On the upside, I like what Paper Towns is about: searching — searching for lost individuals (in this case, our heroine), real friends, a good adventure, and one’s identity. What I like even more is how the book is so essentially John Green — it’s in the last few pages when you realize that his work isn’t merely coming-of-age; it represents deeper things that he is able to translate into relatable, everyday circumstances.
There were, however, several aspects to the book that I didn’t like. For starters, I thought it borrowed a lot of elements from Looking for Alaska (read my review of that book here). Margo reminded me so much of Alaska, just that she was a little more peculiar and bitchy and selfish and immature. (Thus, the Margo character annoyed the hell out of me.) The two narratives also entail some sort of search for the title lady character — somewhere along all the story telling, I just kind of got bored. (What was the point?) Anyway, these things were just too familiar for my liking; I thought, surely, the story could have been more original and imaginative?
What else? Hmm I hated that Quentin was so madly in love with Margo (or the idea of her) that nothing else mattered. I thought there were so many instances in which he was bordering on pathetic. So yes, at one point I did sort of hate on Q, too.
Don’t get me wrong though, I thought the book was okay, as a whole. It does have its moments, but I had a hard time dismissing its rough patches.

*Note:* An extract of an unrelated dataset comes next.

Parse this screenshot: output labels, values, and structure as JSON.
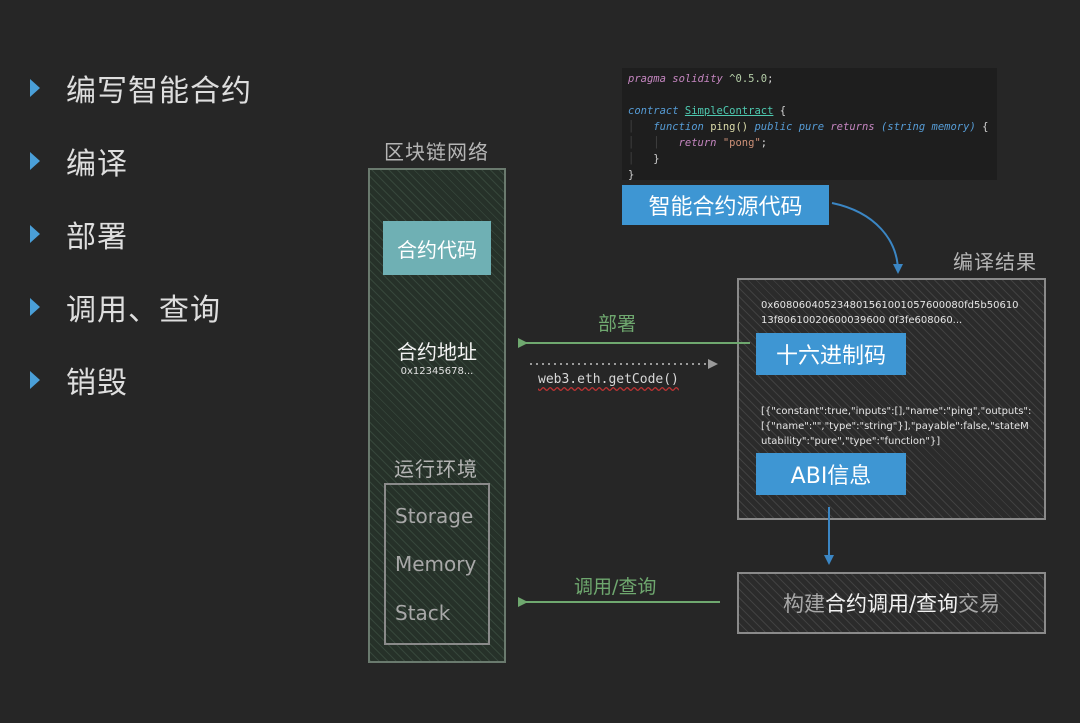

Paper Towns is definitely not John Green’s best work, in my opinion, but I wouldn’t say it wasted so much of my energy and time. (Green’s book with two other authors, Let It Snow, is a different story. Read my review of that book here.) I would give this a 3 of 5.
In other news, my finishing Paper Towns means that I have officially read all of John Green’s books. Hooray! Please click on the “John Green” tag below to view reviews on his other books.
If you’ve read this book, let me know what you think about it!